Chris McCosky of the Detroit News offers some final thoughts on the Tuesday's All-Time Team ceremony in his blog, including a not-so-flattering depiction of John Salley:
This guy has become an insufferable jerk. I am not kidding. The guy shouldn't even have been on the all-time team, in my judgment. Nobody has ever gotten more (popularity, championship rings, movie and TV deals) with less talent. Eddie Miles should have been on the team, not him. Shoot, Antonio McDyess should have been on the team instead of him. Terry Mills, Curtis Rowe -- Zelly Rebraca (OK, I went too far) -- anybody but Salley.
So, there we are before the game, talking to the players as they walk through. Everybody, from Dave Bing to Bob Lanier to Chuck Daly -- I mean, legit Hall-of-Fame stars -- stop to talk to us media types. They are cordial, happy to do so. In comes Salley with the biggest entourage of anybody. He literally travels with his own TV crew. Captain Pretentious. It's absurd. We ask politely if we can talk to him for a second. He doesn't even break stride, "Nope." Well, at least he gave unlimited access to his own crew. He's like a walking reality TV show that nobody wants to watch but him. I hope the Pistons never retire his number. If they did, it would devalue all those others who's jerseys justifiably hang in the rafters.
Not to worry: if No. 22 is ever floating above the court, I'm sure it'll be because of Tayshaun Prince, not Spider. But even if Salley is as arrogant as he's made out to be, I don't think 99.9% of the fans actually care, especially considering Salley seemed to be at ease smiling and cracking wise with his former teammates throughout the ceremony. More than anything, seeing all of those guys together on the court one more time gave me goosebumps -- I would have been bummed had Salley, who's always had an over-sized personality, been left out.
Update: Not to be left out, Terry Foster is ripping former players in his blog, too:
Rodman was a noticeable no show during the Pistons 50th anniversary celebration before Tuesday's game against the New York Knicks.

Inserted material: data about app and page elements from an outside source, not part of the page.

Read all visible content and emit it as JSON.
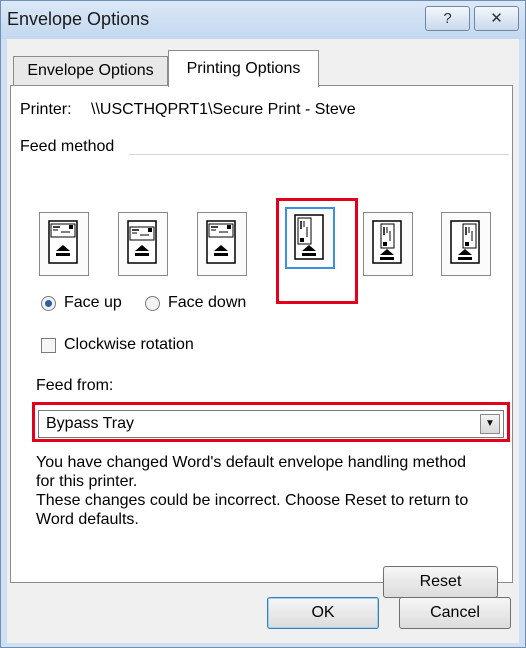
{
  "window": {
    "title": "Envelope Options",
    "help_label": "?",
    "close_label": "✕"
  },
  "tabs": [
    {
      "label": "Envelope Options",
      "selected": false
    },
    {
      "label": "Printing Options",
      "selected": true
    }
  ],
  "printer": {
    "label": "Printer:",
    "value": "\\\\USCTHQPRT1\\Secure Print - Steve"
  },
  "feed_method": {
    "label": "Feed method",
    "options": [
      {
        "icon": "envelope-horizontal-left-feed-icon"
      },
      {
        "icon": "envelope-horizontal-center-feed-icon"
      },
      {
        "icon": "envelope-horizontal-right-feed-icon"
      },
      {
        "icon": "envelope-vertical-left-feed-icon",
        "selected": true
      },
      {
        "icon": "envelope-vertical-center-feed-icon"
      },
      {
        "icon": "envelope-vertical-right-feed-icon"
      }
    ]
  },
  "orientation": {
    "face_up": "Face up",
    "face_down": "Face down",
    "selected": "face_up"
  },
  "rotation": {
    "label": "Clockwise rotation",
    "checked": false
  },
  "feed_from": {
    "label": "Feed from:",
    "value": "Bypass Tray"
  },
  "message": {
    "line1": "You have changed Word's default envelope handling method",
    "line2": "for this printer.",
    "line3": "These changes could be incorrect. Choose Reset to return to",
    "line4": "Word defaults."
  },
  "buttons": {
    "reset": "Reset",
    "ok": "OK",
    "cancel": "Cancel"
  },
  "colors": {
    "highlight": "#e3001a",
    "selection": "#3d8fe0",
    "title_bar": "#cfe0f3"
  }
}
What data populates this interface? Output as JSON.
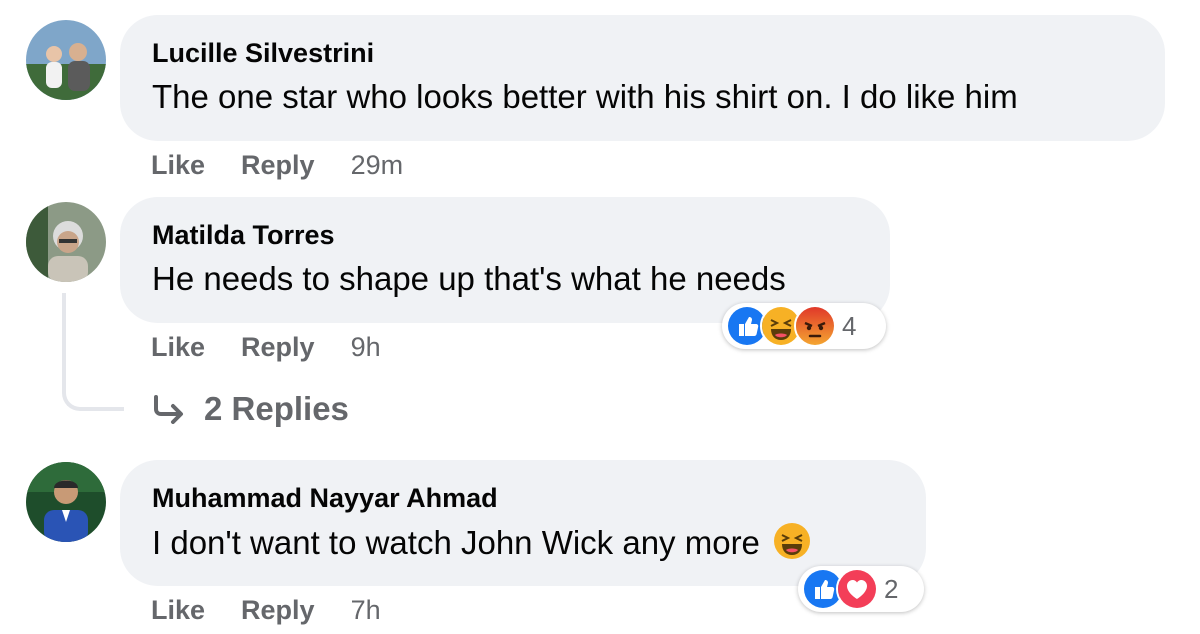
{
  "comments": [
    {
      "author": "Lucille Silvestrini",
      "text": "The one star who looks better with his shirt on. I do like him",
      "like_label": "Like",
      "reply_label": "Reply",
      "time": "29m"
    },
    {
      "author": "Matilda Torres",
      "text": "He needs to shape up that's what he needs",
      "like_label": "Like",
      "reply_label": "Reply",
      "time": "9h",
      "reaction_icons": [
        "like-icon",
        "haha-icon",
        "angry-icon"
      ],
      "reaction_count": "4",
      "replies_label": "2 Replies"
    },
    {
      "author": "Muhammad Nayyar Ahmad",
      "text": "I don't want to watch John Wick any more",
      "text_emoji": "laughing-face-emoji",
      "like_label": "Like",
      "reply_label": "Reply",
      "time": "7h",
      "reaction_icons": [
        "like-icon",
        "love-icon"
      ],
      "reaction_count": "2"
    }
  ],
  "colors": {
    "bubble": "#f0f2f5",
    "secondary_text": "#65676b",
    "like_blue": "#1877f2",
    "love_red": "#f33e58",
    "haha_yellow": "#f7b125",
    "angry_orange": "#e9710f"
  }
}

The Pistons floated out that Rodman missed two flights. They floated out at the Palace that he was sick.
I am not buying any of that. Rodman missed those flights on purpose. He was a no show because he wanted to be a no show. If he was sick, he was sick of the Pistons.
Rodman is a flake. He is flighty, but he still holds resentment with the organization and former teammate Vinnie Johnson. He holds grudges and does not let go.
It did not surprise me he did not show.
Foster follows with a story about Rodman's last days in Detroit, though I wish he explained the Vinnie Johnson back story. In any case, yeah, Rodman may be a flake, but that would have been true even if he showed up.
If there really were reasons beyond the stated excuses for his absence, I'm guessing it had more to do with Rodman being the same old emotionally fragile guy that he used to be in Detroit. He's created a convincing facade of being a living, breathing circus act, and if I had to guess, I'd say he was probably intimidated being around a bunch of old teammates who could see right through his act. But that's enough armchair psychology for today ...